From regulating blood sugar levels to combating anaemia during pregnancy, nutritionist Priya Prakash lists ways in which the Bengal gram, commonly known as chickpea, is the most sought-after home remedy
Chickpeas, which ideally belong to the legume family, have been a part of the middle-eastern, Indian and the Mediterranean cuisine since thousands of years. The two kinds of chickpeas — Desi and Kabuli — are small and dark, and large and beige-coloured with a thin skin, respectively. Nutrition experts believe that looking around at the market today, we certainly have found a new player in chickpeas. But why? What for? How did they get so popular?
Well, they are known to be a great source of plant-based proteins. They’re high in minerals, vitamins and dietary fibre. They can help control the blood sugar levels, in weight management and improve digestive health.
According to a study published in the NCBI, 100 gm cooked chickpea has 164k calories, 2.59 g fat, 8.86 g protein, 7.6 g fibre, 27.42 g carbohydrates, 48 mg magnesium, 49 mg calcium, 172 mcg foliate and 168 mg phosphorous.
It is a low and high-protein superfood and a great alternative to refined flour which has zero nutrients. Hence, various nutrition companies have developed nutritious gluten made of chickpea. So that even when you are enjoying a delicious bowl of pasta, you do not have to compromise on the health factor.
Healthy weight management
Being rich in dietary fibre and high proteins, chickpea keeps you full for a longer period of time. This results in reduced appetite and lower calorie intake which essentially helps in weight management.
Blood sugar control
Chickpea have a low glycemic index of 28. It slows the carbohydrate absorption and prevents sudden a spike in blood sugar, making it a good choice for diabetics. The high fibre also helps to prevent inflammation in individuals suffering from Type-1 diabetes.

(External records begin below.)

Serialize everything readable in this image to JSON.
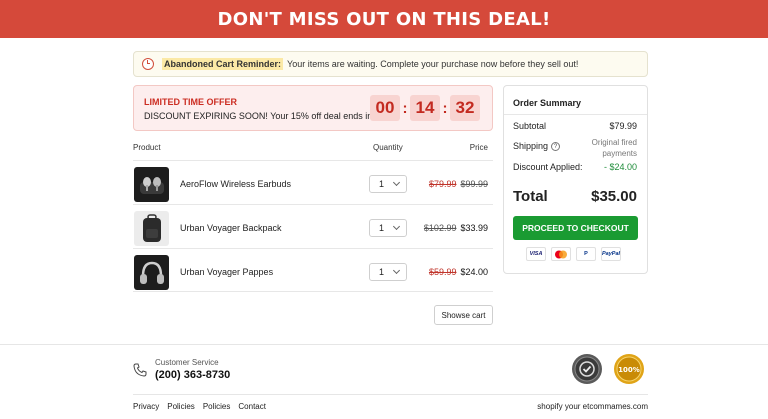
{
  "banner": {
    "text": "DON'T MISS OUT ON THIS DEAL!"
  },
  "reminder": {
    "label": "Abandoned Cart Reminder:",
    "text": "Your items are waiting. Complete your purchase now before they sell out!"
  },
  "offer": {
    "title": "LIMITED TIME OFFER",
    "subtitle": "DISCOUNT EXPIRING SOON! Your 15% off deal ends in:",
    "timer": {
      "hours": "00",
      "minutes": "14",
      "seconds": "32"
    }
  },
  "table": {
    "headers": {
      "product": "Product",
      "quantity": "Quantity",
      "price": "Price"
    },
    "items": [
      {
        "name": "AeroFlow Wireless Earbuds",
        "qty": "1",
        "price_a": "$79.99",
        "price_b": "$99.99"
      },
      {
        "name": "Urban Voyager Backpack",
        "qty": "1",
        "price_a": "$102.99",
        "price_b": "$33.99"
      },
      {
        "name": "Urban Voyager Pappes",
        "qty": "1",
        "price_a": "$59.99",
        "price_b": "$24.00"
      }
    ]
  },
  "show_cart": "Showse cart",
  "summary": {
    "title": "Order Summary",
    "subtotal_label": "Subtotal",
    "subtotal_value": "$79.99",
    "shipping_label": "Shipping",
    "shipping_value": "Original fired payments",
    "discount_label": "Discount Applied:",
    "discount_value": "- $24.00",
    "total_label": "Total",
    "total_value": "$35.00",
    "checkout_label": "PROCEED TO CHECKOUT",
    "payments": [
      "VISA",
      "mastercard",
      "P",
      "PayPal"
    ]
  },
  "footer": {
    "cs_label": "Customer Service",
    "cs_phone": "(200) 363-8730",
    "links": [
      "Privacy",
      "Policies",
      "Policies",
      "Contact"
    ],
    "shopify": "shopify your etcommames.com"
  },
  "colors": {
    "accent": "#d5493a",
    "checkout": "#1a9b32",
    "sale": "#c0352b",
    "discount": "#1f8d3a"
  }
}
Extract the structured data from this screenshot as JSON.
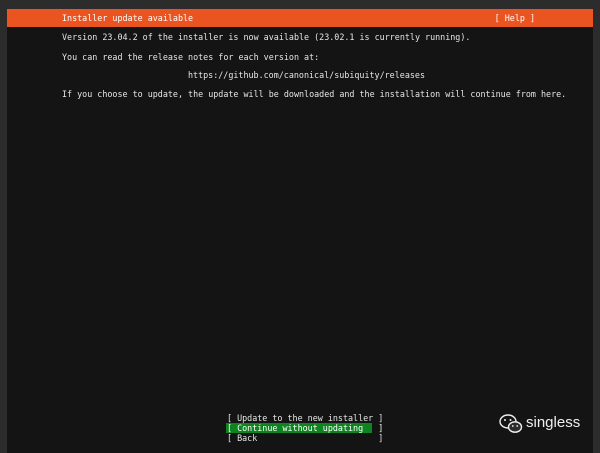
{
  "header": {
    "title": "Installer update available",
    "help": "[ Help ]"
  },
  "body": {
    "line1": "Version 23.04.2 of the installer is now available (23.02.1 is currently running).",
    "line2": "You can read the release notes for each version at:",
    "url": "https://github.com/canonical/subiquity/releases",
    "line3": "If you choose to update, the update will be downloaded and the installation will continue from here."
  },
  "menu": {
    "update": "[ Update to the new installer ]",
    "continue": "[ Continue without updating   ]",
    "back": "[ Back                        ]"
  },
  "watermark": {
    "text": "singless"
  },
  "colors": {
    "accent": "#e95420",
    "selected": "#0e8420",
    "background": "#141414"
  }
}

Aids in digestion, chickpeas include both soluble as well as insoluble fibre, which promotes the growth of good gut bacteria, thereby supporting healthy digestion. The insoluble fibre in regular bowel movements and thus prevents constipation.
Helps to prevent osteoporosis
Chickpea is a good source of calcium, magnesium and potassium — all of which are highly essential for strong bones. It also has the lowest level of phytates among all beans and lentils. Phytates can interfere with the body’s ability to absorb calcium. Since chickpeas are soaked before cooking, this step further reduces the phytate levels in it.
The magnesium and potassium content in chickpea helps to maintain healthy blood pressure levels in the body. The soluble fibre helps to reduce LDL or blood cholesterol levels. Both these are known risk factors of heart diseases.
Chickpea has a number of cancer-fighting agents such as saponins, selenium, folate and beta carotenes. All these have been known to reduce the risk of developing cancer in breast, lung and colon. Consumption of chickpea also promotes the production of butyrate, which is known to reduce cell proliferation and induce apoptosis, which in turn may reduce the risk of colon cancer.
Healthy skin and hair
Nutrients like Manganese V Zincins A and B in chickpeas help to reduce wrinkles and age spots. They also help to reduce hair fall and fight dandruff.
Apply a mask made using chickpea flour (besan), turmeric powder and water on your face for 15 minutes, wash it off to see the desired glow.
Helps to combat anaemia and supports pregnancy
Rich in folate, iron, and vitamin C, all of which are essential for the synthesis of haemoglobin, chickpeas makes sure that adequate levels of vitamin C are present in the body to absorb iron. Hence, chickpeas make a valuable addition in the diet, especially for pregnant women or menopausal women, who are at higher risk of being anaemic.
Since they are a rich source of folate, they act as an essential for pregnant women. It helps in the baby’s development and prevents neural tube defects. The recommended daily intake of folate for pregnant women is 400 mcg.
The fluctuation of hormones, particularly the decline in estrogen, is the cause of many menopausal complaints or symptoms. Chickpeas are a good source of phytoestrogen, which basically are plant compound that is incapable of binding to estrogen receptors and can replace some of the effects of estrogen that is no longer being made. Regular consumption of chickpea thus helps in reducing menopausal symptoms like hot flashes and vaginal dryness.
Tips to use: Apart from the all-time favourite masala, chickpeas can be used in salads, hummus and also as a roasted snack. It can be grounded into flour and used as a thickener in gravies or to make crunchy pakodas.
(The writer is Nutrition Coach and Co-Founder of Naturally Yours.)